- _Description of the task_
Among the records below, how many lines contain "this"? State the number and nothing more.

__________

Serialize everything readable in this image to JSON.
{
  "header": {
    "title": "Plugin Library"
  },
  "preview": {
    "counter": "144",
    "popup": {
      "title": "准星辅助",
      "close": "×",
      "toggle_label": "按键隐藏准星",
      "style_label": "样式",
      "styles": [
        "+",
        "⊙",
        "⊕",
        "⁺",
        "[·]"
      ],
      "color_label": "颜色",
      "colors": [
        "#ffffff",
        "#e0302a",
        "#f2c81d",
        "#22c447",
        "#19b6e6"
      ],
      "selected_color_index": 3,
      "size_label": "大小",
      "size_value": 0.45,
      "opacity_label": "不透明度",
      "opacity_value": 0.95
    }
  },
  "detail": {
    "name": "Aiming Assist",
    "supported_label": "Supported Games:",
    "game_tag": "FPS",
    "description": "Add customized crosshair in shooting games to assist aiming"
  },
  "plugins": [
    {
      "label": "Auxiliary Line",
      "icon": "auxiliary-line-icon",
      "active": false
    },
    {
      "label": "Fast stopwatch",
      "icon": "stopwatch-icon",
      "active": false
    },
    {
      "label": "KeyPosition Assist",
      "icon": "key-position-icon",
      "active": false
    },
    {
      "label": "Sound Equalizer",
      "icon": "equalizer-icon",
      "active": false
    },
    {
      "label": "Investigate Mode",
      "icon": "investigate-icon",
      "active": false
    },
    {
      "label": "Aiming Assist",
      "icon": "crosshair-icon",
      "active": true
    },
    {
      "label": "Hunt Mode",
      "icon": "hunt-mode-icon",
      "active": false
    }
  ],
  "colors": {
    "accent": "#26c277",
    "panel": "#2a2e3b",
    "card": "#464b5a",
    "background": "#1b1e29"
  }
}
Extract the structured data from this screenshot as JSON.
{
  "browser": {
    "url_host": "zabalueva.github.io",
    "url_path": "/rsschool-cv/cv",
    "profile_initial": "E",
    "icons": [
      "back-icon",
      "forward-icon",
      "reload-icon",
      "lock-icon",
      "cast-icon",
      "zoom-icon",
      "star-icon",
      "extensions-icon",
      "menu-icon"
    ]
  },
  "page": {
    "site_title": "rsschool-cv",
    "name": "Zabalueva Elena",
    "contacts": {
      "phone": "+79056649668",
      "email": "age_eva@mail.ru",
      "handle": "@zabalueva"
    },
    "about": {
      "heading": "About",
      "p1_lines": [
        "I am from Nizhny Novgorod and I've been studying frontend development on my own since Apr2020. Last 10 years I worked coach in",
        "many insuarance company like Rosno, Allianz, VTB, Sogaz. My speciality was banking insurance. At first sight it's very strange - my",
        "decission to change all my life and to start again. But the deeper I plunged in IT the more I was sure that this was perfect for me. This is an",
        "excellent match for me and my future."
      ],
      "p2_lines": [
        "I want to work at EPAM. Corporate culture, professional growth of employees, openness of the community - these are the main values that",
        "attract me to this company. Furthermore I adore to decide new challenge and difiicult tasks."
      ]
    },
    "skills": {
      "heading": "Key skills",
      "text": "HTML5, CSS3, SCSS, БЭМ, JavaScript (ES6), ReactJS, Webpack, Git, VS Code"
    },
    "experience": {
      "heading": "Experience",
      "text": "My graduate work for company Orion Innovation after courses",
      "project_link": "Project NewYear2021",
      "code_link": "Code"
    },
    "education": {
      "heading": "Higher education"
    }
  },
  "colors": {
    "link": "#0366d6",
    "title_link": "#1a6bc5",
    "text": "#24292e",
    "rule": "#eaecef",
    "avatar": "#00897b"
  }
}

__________

- _Answer below_
4